─── THE RECORDS

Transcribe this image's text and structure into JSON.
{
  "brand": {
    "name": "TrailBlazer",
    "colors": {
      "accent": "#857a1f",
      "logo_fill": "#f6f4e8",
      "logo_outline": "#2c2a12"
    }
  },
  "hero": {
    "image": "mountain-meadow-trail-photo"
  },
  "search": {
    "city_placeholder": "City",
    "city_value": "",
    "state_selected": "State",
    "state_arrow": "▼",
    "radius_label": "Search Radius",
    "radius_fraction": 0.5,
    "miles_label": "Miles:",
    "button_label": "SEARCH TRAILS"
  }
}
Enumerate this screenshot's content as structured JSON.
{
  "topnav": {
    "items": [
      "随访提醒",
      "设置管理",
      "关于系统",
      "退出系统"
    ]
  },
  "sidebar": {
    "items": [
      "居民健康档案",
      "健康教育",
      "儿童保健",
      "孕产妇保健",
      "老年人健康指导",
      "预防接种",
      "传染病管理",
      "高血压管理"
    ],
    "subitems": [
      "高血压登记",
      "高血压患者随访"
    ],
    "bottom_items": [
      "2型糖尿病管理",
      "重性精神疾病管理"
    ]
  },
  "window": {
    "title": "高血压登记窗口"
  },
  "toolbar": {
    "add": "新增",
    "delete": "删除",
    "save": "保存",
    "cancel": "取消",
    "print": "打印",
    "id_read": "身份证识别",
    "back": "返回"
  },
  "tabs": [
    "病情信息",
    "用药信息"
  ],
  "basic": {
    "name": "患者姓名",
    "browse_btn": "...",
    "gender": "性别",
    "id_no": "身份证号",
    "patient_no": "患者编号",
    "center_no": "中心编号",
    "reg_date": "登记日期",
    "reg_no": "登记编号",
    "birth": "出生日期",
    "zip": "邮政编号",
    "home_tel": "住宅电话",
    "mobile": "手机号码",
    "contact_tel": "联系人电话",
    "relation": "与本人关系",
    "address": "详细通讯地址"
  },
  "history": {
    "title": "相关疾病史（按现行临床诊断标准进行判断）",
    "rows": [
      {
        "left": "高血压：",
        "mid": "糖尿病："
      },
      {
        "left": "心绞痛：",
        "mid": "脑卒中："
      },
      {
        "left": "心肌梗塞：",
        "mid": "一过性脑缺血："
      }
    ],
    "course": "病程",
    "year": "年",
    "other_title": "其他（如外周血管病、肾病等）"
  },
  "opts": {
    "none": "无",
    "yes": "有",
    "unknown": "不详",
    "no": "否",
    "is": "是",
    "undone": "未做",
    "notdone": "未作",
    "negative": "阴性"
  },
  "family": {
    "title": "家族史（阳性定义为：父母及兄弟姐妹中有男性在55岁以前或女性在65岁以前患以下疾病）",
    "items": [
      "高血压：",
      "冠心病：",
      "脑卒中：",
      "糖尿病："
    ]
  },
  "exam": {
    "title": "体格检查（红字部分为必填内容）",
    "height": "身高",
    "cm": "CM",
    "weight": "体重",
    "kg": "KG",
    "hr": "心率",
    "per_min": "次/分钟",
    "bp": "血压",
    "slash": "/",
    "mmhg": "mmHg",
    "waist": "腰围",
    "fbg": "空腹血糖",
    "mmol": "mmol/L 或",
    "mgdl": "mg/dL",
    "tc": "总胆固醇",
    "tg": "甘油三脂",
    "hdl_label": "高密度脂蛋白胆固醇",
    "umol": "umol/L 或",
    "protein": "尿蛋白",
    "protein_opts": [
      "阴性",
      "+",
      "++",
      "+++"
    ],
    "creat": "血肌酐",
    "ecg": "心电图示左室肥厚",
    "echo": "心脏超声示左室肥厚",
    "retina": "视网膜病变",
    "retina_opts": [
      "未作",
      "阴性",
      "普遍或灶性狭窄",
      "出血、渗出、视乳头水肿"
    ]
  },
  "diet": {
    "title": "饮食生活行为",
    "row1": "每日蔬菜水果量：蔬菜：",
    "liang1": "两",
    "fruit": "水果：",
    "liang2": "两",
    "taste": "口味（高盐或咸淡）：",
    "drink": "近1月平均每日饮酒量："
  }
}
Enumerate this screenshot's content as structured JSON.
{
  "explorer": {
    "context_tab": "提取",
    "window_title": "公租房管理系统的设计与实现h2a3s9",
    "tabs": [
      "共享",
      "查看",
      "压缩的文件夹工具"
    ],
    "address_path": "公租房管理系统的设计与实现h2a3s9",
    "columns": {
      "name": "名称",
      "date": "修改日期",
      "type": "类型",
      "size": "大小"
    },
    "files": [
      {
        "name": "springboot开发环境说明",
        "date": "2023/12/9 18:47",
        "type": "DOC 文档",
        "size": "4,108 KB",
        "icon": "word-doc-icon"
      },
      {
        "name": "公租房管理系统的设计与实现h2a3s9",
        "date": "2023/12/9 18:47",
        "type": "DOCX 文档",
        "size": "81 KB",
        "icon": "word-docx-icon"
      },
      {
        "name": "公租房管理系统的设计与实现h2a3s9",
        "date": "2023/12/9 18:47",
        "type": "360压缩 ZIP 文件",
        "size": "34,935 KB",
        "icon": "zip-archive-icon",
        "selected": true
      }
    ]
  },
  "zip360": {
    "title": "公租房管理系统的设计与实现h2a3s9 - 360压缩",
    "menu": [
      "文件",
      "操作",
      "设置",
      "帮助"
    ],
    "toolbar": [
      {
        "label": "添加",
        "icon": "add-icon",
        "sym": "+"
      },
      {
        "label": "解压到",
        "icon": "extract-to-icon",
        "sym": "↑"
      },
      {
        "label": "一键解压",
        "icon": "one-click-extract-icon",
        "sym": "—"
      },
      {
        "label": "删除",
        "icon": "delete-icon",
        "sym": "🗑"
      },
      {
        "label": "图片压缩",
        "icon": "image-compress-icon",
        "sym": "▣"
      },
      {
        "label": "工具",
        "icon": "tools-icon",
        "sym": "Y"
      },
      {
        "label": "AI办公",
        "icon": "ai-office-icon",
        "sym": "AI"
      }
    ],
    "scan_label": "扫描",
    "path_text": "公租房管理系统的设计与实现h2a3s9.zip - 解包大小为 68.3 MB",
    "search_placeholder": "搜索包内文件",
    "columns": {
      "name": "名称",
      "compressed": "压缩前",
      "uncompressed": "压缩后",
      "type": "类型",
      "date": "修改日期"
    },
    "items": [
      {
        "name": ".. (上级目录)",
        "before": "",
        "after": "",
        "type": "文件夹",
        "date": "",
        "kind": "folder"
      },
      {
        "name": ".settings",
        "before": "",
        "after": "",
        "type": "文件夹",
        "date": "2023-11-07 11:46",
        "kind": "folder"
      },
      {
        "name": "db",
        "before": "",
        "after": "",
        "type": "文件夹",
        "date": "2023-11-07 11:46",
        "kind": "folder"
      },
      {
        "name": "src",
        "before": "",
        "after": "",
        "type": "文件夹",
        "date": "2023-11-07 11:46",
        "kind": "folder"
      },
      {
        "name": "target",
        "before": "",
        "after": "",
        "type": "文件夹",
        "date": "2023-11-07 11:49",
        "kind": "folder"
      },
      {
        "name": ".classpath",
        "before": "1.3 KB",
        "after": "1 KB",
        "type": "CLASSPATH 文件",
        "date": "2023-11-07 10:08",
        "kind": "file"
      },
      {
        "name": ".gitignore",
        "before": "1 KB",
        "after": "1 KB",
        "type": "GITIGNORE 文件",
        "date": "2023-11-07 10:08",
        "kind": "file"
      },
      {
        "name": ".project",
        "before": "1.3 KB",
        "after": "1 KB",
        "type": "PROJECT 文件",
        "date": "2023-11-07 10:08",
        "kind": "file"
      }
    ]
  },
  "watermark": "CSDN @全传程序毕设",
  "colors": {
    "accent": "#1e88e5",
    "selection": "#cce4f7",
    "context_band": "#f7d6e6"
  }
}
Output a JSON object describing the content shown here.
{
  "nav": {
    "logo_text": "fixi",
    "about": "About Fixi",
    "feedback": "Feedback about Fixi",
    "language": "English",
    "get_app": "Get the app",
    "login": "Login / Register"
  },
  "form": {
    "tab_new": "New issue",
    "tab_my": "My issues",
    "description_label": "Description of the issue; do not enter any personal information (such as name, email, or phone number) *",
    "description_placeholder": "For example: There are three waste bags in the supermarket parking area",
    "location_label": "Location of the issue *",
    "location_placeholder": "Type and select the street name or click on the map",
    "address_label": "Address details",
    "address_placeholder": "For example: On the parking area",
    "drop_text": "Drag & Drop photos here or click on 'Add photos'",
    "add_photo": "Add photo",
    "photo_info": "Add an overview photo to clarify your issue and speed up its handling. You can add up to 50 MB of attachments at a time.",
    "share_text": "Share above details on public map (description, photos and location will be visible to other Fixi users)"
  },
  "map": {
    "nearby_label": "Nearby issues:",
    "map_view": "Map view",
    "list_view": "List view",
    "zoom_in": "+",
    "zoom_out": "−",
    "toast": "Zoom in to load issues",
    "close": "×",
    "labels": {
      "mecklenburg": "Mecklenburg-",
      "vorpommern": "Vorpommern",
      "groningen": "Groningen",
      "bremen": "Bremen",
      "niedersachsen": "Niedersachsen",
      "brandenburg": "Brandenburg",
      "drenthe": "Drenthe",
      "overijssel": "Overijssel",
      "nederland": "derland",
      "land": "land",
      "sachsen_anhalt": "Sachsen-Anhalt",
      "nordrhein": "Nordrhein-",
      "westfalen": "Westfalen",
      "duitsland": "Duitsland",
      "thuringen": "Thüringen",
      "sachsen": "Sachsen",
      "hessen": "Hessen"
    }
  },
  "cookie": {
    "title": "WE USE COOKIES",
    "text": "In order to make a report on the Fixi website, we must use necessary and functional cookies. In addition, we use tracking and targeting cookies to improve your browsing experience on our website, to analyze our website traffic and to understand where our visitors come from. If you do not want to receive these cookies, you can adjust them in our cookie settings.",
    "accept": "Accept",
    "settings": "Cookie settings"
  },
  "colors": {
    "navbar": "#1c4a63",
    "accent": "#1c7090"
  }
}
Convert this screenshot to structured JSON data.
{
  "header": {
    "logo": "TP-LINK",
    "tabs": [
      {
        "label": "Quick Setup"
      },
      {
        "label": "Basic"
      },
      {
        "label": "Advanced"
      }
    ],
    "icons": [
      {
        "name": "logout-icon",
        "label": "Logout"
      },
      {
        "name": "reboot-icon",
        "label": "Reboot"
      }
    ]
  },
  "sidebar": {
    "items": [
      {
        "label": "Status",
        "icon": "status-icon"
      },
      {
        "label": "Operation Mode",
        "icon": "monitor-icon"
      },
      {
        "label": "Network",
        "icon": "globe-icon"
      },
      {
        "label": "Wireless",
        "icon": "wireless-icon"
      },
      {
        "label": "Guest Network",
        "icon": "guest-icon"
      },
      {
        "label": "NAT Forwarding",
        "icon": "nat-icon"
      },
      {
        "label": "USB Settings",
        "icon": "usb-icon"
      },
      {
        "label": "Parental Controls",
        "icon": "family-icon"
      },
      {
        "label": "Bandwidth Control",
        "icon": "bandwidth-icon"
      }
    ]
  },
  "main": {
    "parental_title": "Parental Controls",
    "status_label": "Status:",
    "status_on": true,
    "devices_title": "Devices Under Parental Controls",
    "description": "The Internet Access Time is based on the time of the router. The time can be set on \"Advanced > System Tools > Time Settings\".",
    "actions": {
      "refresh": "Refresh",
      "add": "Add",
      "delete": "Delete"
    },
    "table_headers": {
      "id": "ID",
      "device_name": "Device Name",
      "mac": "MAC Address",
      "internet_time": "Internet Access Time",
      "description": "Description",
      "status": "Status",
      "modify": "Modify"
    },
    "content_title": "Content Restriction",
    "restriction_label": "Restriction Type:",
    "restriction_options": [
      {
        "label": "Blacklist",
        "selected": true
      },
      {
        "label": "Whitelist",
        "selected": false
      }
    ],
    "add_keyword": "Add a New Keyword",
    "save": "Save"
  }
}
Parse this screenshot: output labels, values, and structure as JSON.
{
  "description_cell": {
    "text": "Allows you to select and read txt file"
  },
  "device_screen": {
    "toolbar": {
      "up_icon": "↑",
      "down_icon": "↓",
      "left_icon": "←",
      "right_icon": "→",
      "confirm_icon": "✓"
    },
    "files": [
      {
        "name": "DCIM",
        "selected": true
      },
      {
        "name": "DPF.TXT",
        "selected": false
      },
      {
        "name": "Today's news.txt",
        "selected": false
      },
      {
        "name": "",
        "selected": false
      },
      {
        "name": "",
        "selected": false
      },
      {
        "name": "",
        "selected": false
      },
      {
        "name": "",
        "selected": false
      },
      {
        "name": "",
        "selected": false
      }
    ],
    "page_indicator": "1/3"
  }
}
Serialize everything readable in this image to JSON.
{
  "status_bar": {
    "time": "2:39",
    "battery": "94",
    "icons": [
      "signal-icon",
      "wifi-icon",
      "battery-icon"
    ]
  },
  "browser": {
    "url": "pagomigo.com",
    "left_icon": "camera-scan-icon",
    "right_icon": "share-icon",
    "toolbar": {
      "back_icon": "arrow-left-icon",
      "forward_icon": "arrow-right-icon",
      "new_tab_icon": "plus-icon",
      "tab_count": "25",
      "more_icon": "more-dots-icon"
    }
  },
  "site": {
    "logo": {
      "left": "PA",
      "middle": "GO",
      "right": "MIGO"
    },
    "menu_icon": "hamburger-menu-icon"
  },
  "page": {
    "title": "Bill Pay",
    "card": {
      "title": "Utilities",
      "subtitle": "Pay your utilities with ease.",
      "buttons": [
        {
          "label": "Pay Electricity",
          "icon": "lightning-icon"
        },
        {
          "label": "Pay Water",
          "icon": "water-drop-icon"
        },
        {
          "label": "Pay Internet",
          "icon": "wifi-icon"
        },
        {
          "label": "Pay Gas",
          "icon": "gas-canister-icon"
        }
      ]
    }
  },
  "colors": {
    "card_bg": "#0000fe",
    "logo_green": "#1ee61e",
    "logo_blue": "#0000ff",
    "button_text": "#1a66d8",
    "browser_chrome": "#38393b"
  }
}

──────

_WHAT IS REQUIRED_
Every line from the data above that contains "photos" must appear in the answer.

_REPLY TO THE EXERCISE_
    "drop_text": "Drag & Drop photos here or click on 'Add photos'",
    "share_text": "Share above details on public map (description, photos and location will be visible to other Fixi users)"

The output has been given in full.